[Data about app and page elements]

....................

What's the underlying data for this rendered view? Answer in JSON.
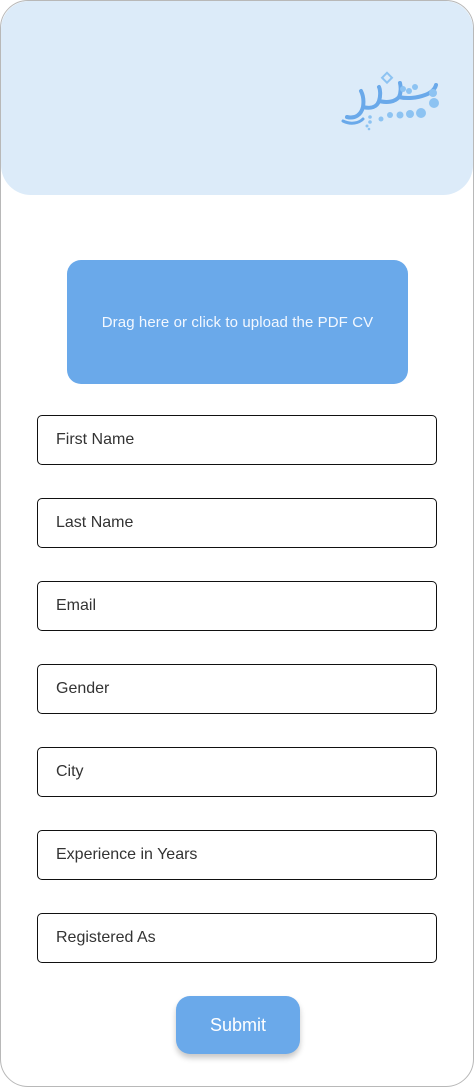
{
  "header": {
    "logo_icon": "arabic-calligraphy-logo",
    "background_color": "#dcebf9"
  },
  "upload": {
    "label": "Drag here or click to upload the PDF CV",
    "color": "#6aa9ea"
  },
  "form": {
    "first_name_placeholder": "First Name",
    "last_name_placeholder": "Last Name",
    "email_placeholder": "Email",
    "gender_placeholder": "Gender",
    "city_placeholder": "City",
    "experience_placeholder": "Experience in Years",
    "registered_as_placeholder": "Registered As"
  },
  "submit": {
    "label": "Submit",
    "color": "#6aa9ea"
  }
}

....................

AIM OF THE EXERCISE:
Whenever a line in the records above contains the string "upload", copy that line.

ANSWER BOX:
  "upload": {
    "label": "Drag here or click to upload the PDF CV",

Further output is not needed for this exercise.